ASSIGNMENT:
Where a line in the material beneath contains "Speciosae", count it. Give the number only.

ENTRIES PROVIDED:
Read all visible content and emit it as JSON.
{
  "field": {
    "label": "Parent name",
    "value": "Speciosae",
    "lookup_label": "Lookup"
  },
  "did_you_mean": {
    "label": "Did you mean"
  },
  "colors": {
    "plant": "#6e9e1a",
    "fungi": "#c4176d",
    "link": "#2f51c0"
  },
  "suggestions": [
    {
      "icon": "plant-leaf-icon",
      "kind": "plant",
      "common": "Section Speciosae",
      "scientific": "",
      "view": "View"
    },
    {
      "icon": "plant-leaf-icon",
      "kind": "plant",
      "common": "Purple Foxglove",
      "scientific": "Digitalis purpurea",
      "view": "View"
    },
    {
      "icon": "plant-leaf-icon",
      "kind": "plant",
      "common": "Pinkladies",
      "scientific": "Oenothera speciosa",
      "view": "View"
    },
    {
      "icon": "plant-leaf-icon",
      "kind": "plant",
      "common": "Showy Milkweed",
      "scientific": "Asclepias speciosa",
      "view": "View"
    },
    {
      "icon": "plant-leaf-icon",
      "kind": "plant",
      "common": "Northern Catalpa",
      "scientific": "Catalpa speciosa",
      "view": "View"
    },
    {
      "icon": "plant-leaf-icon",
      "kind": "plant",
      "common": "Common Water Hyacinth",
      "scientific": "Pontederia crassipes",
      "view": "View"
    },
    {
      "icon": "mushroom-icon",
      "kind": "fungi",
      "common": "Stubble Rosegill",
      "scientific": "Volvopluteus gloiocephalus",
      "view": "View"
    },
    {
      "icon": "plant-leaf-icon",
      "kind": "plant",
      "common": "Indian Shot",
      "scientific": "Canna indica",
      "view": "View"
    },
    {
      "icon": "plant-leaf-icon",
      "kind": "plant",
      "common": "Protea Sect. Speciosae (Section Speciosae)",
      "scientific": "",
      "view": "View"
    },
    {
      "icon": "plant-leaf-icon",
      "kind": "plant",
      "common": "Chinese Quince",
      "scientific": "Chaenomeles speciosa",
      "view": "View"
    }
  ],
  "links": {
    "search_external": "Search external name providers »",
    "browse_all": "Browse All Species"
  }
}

RESULT OF THIS EXERCISE:
3